Working with the capabilities of the individuals in a single community, to make their aspirations a reality.
In 2009 Swindon Borough Council, Participle and a number of local families developed and prototyped a highly successful framework to support ‘families in chronic crisis’ to build new lives. The result is the LIFE programme. An integral part of this work, in order to understand the lives these families can grow into, was to develop an understanding of other categories of families, families we call ‘families on the brink’, ‘families just surviving’ and ‘families surviving.’ This gave us a unique insight into a whole range of families in any given community.
Sycamore Street (most UK towns have a Sycamore Street) is a project that is taking one small community within Swindon, examining the capabilities and aspirations of the families in that community, and supporting a social movement that uses those capabilities, and achieves their vision. This project started in January 2010, and is a partnership between Swindon Borough Council, Participle, and most importantly, the residents of Swindon.
It is difficult to talk about something, yet to be created, but whatever we build to support the community will start by creating the kinds of relationships with people that meet them where they are at, see life through their eyes, capitalise on their resources, develop their capabilities and open them to new opportunities. It must have an emphasis on both the individual and cultural transformation.
We will build something – a ‘vehicle’, a platform, a network, a new social organisation – that that feels accessible to people, that people themselves own and have a stake in, that is connected to wider resources, systems, and enterprise opportunities. It might be owned and run by people themselves, Swindon Borough Council or a partnership between the two.

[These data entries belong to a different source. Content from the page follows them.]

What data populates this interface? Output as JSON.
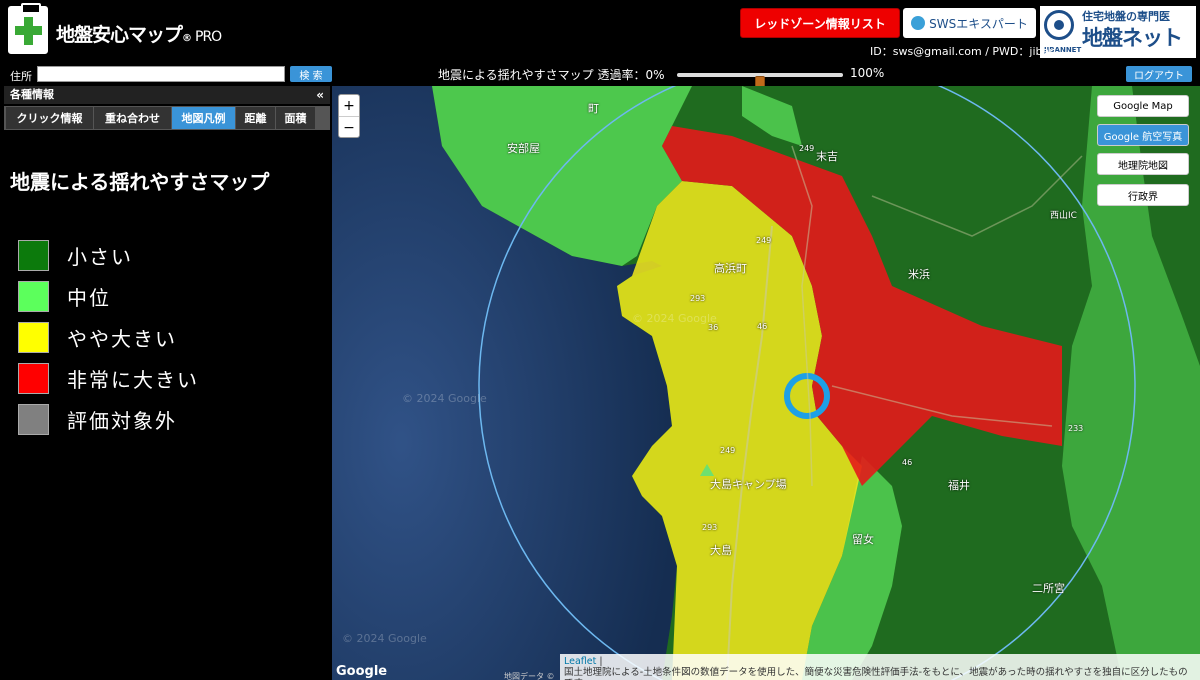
{
  "header": {
    "app_title": "地盤安心マップ",
    "app_title_reg": "®",
    "app_title_pro": "PRO",
    "red_zone_button": "レッドゾーン情報リスト",
    "sws_button": "SWSエキスパート",
    "jiban_logo_top": "住宅地盤の専門医",
    "jiban_logo_main": "地盤ネット",
    "jiban_logo_small": "JIBANNET",
    "login_info": "ID：sws@gmail.com / PWD：jiban"
  },
  "toolbar": {
    "address_label": "住所",
    "address_value": "",
    "search_button": "検 索",
    "opacity_label": "地震による揺れやすさマップ 透過率：0%",
    "opacity_max_label": "100%",
    "opacity_value_fraction": 0.5,
    "logout_button": "ログアウト"
  },
  "side_panel": {
    "header": "各種情報",
    "collapse_icon": "«",
    "tabs": [
      {
        "label": "クリック情報"
      },
      {
        "label": "重ね合わせ"
      },
      {
        "label": "地図凡例"
      },
      {
        "label": "距離"
      },
      {
        "label": "面積"
      }
    ],
    "active_tab": 2,
    "legend_title": "地震による揺れやすさマップ",
    "legend_items": [
      {
        "label": "小さい",
        "color": "#0c7a0c"
      },
      {
        "label": "中位",
        "color": "#5cff5c"
      },
      {
        "label": "やや大きい",
        "color": "#ffff00"
      },
      {
        "label": "非常に大きい",
        "color": "#ff0000"
      },
      {
        "label": "評価対象外",
        "color": "#808080"
      }
    ]
  },
  "map": {
    "zoom_in": "+",
    "zoom_out": "−",
    "layer_buttons": [
      {
        "label": "Google Map",
        "active": false
      },
      {
        "label": "Google 航空写真",
        "active": true
      },
      {
        "label": "地理院地図",
        "active": false
      },
      {
        "label": "行政界",
        "active": false
      }
    ],
    "places": [
      "町",
      "安部屋",
      "末吉",
      "高浜町",
      "米浜",
      "大島キャンプ場",
      "大島",
      "留女",
      "福井",
      "二所宮",
      "西山IC"
    ],
    "route_labels": [
      "249",
      "249",
      "293",
      "36",
      "46",
      "249",
      "293",
      "46",
      "233"
    ],
    "watermarks": [
      "© 2024 Google",
      "© 2024 Google",
      "© 2024 Google"
    ],
    "google_mark": "Google",
    "terms": "地図データ ©",
    "attribution_leaflet": "Leaflet",
    "attribution_text": "国土地理院による-土地条件図の数値データを使用した、簡便な災害危険性評価手法-をもとに、地震があった時の揺れやすさを独自に区分したものです。"
  }
}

It will be a relationship builder, connector, idea generator, resource gatherer, opportunity builder - not just waiting for people to come with ideas but developing small groups to be in a position to create opportunities for themselves; a social version of an enterprise incubator, that is not just about enterprise but capability-building too.
We do know that it would almost certainly have the following elements:
- Openness - A way of inviting people that exposes them to new possibilities;
- Relevance - A way of identifying what interests, aspirations, opportunities and challenges people relate to most, and what is most likely to bring about change in their lives;
- Appropriateness - A way of mapping and understanding people’s capabilities, values, strengths, resources and skills in order to make the process and opportunities relevant to them; e.g. if a value is immediacy, then systems will be set up to ensure immediate results;
- Practical support - New kinds of secondary services relevant to people’s life conditions, e.g. transport, childcare, that will enable them to participate;
- Operational support - Space, facilities, new health and safety agreement, new community hire agreements, support for marketing.
- Systems for investment and ownership, e.g. ways for the wider community to have stakes in the outputs or to invest in the initiatives, donate time etc.;
- Fast access to resources, assets and grants. Eventually the vehicle should be able to build up its own resource pool, but initially it’s likely that a small floating financial resource will be made available to support activities as it gets started;
- A bank of ‘ready to go’ opportunities, enterprise ideas, developmental experiences so that people experience something with real momentum immediately;
- Direct support – Coaching, idea development, active advisory & problem solving roles; Connections to local business, specialists, knowledge, expertise;
- A shut down process for things that are not working;
- Barrier removal – senior support to push aside blocks to progress;
- Built-in evaluation of both hard measures and self reported outcomes.
We think the best way of learning how this should work is to prototype it, live with the people who will use and own it, so that they are able to shape it to be relevant to their circumstances. From previous work we can already identify some characteristics of social/community relationships and behaviours that will shape its initial design. Although we don’t know exactly what people will want to develop, we expect activity to cover some of the following areas:
- Economic – developing capabilities, contribution and employability, e.g. engaging in using strengths and skills, paid and unpaid work, starting new enterprises and volunteering. This will be a capability focus for the project, taking a broad resource (not just financial) view;
- Social – We know that residents have the capacity to radically change the community they live in. We know that this doesn’t happen enough, or radically enough. We expect some activity to address this. In addition to a capability focus, this will be a peer-to-peer social network focus;
- Health and Care – The different health services provided to these families could have a more user-centred and preventative approach. We expect the prototype to provide insight and activity related to different types of universal health services.
Progress on this project will regularly be updated in our Families blog